» **Aim of the exercise**:
If a record holds a picture, skip the picture but print everything else exactly.

» **Given data**:
_ _ _ _ _

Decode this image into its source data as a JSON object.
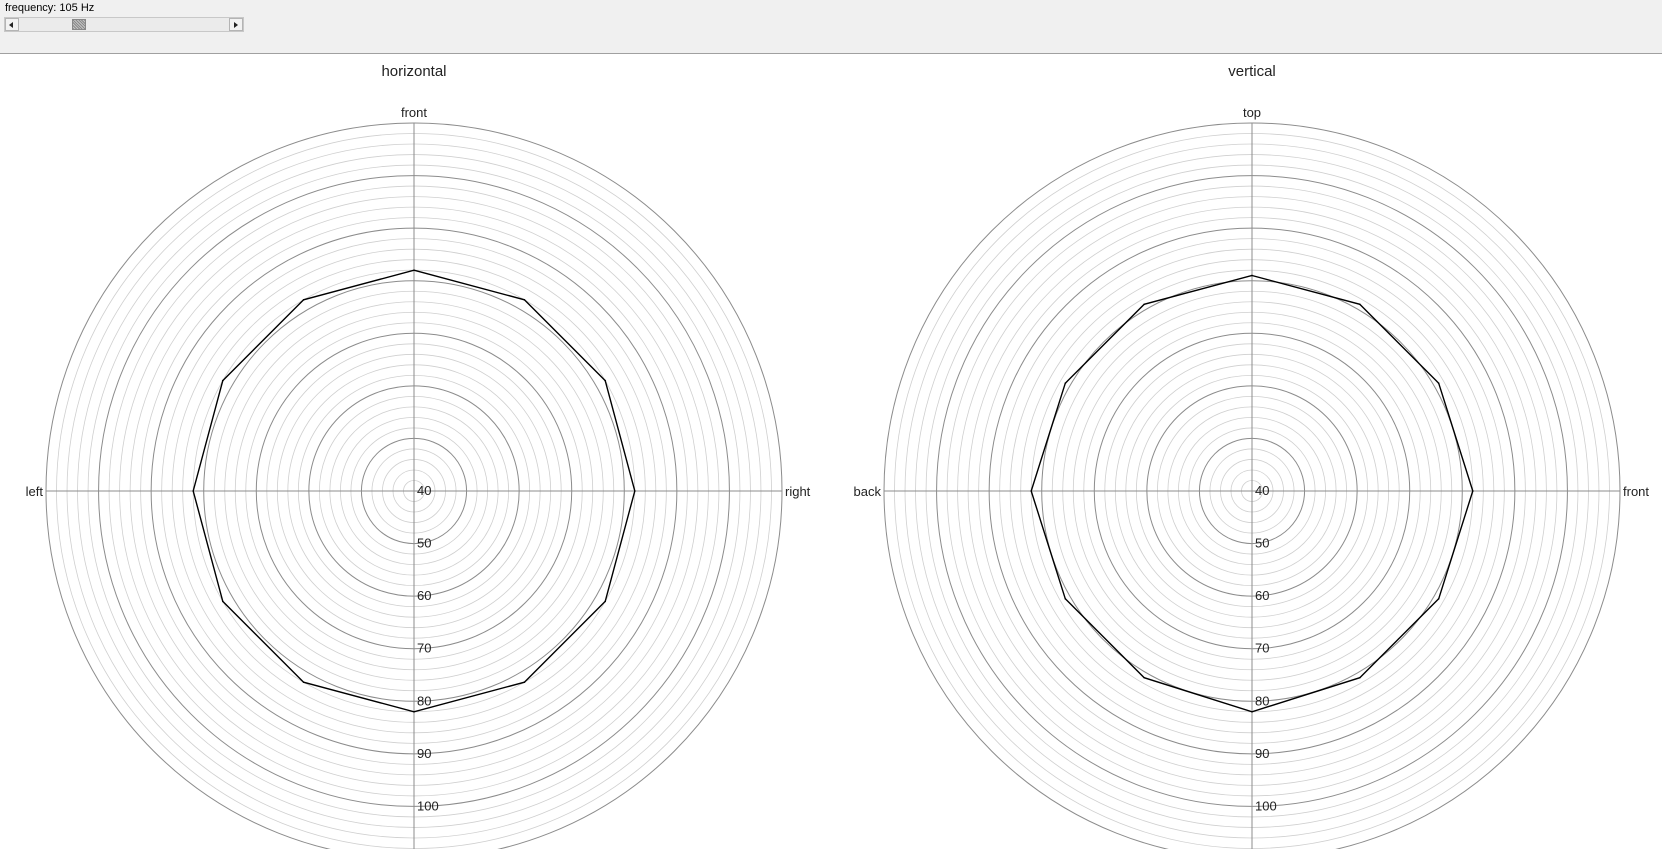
{
  "toolbar": {
    "frequency_label": "frequency: 105 Hz",
    "slider": {
      "value_fraction": 0.27
    }
  },
  "chart_data": [
    {
      "type": "radar",
      "title": "horizontal",
      "direction_labels": {
        "top": "front",
        "right": "right",
        "bottom": "",
        "left": "left"
      },
      "r_ticks": [
        40,
        50,
        60,
        70,
        80,
        90,
        100
      ],
      "r_range": [
        40,
        110
      ],
      "minor_step": 2,
      "angles_deg": [
        0,
        30,
        60,
        90,
        120,
        150,
        180,
        210,
        240,
        270,
        300,
        330
      ],
      "values": [
        82,
        82,
        82,
        82,
        82,
        82,
        82,
        82,
        82,
        82,
        82,
        82
      ]
    },
    {
      "type": "radar",
      "title": "vertical",
      "direction_labels": {
        "top": "top",
        "right": "front",
        "bottom": "",
        "left": "back"
      },
      "r_ticks": [
        40,
        50,
        60,
        70,
        80,
        90,
        100
      ],
      "r_range": [
        40,
        110
      ],
      "minor_step": 2,
      "angles_deg": [
        0,
        30,
        60,
        90,
        120,
        150,
        180,
        210,
        240,
        270,
        300,
        330
      ],
      "values": [
        81,
        81,
        81,
        82,
        81,
        81,
        82,
        81,
        81,
        82,
        81,
        81
      ]
    }
  ]
}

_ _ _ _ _

» **Response area**:
Decode this image into its source data as a JSON object.
{
  "toolbar": {
    "frequency_label": "frequency: 105 Hz",
    "slider": {
      "value_fraction": 0.27
    }
  },
  "chart_data": [
    {
      "type": "radar",
      "title": "horizontal",
      "direction_labels": {
        "top": "front",
        "right": "right",
        "bottom": "",
        "left": "left"
      },
      "r_ticks": [
        40,
        50,
        60,
        70,
        80,
        90,
        100
      ],
      "r_range": [
        40,
        110
      ],
      "minor_step": 2,
      "angles_deg": [
        0,
        30,
        60,
        90,
        120,
        150,
        180,
        210,
        240,
        270,
        300,
        330
      ],
      "values": [
        82,
        82,
        82,
        82,
        82,
        82,
        82,
        82,
        82,
        82,
        82,
        82
      ]
    },
    {
      "type": "radar",
      "title": "vertical",
      "direction_labels": {
        "top": "top",
        "right": "front",
        "bottom": "",
        "left": "back"
      },
      "r_ticks": [
        40,
        50,
        60,
        70,
        80,
        90,
        100
      ],
      "r_range": [
        40,
        110
      ],
      "minor_step": 2,
      "angles_deg": [
        0,
        30,
        60,
        90,
        120,
        150,
        180,
        210,
        240,
        270,
        300,
        330
      ],
      "values": [
        81,
        81,
        81,
        82,
        81,
        81,
        82,
        81,
        81,
        82,
        81,
        81
      ]
    }
  ]
}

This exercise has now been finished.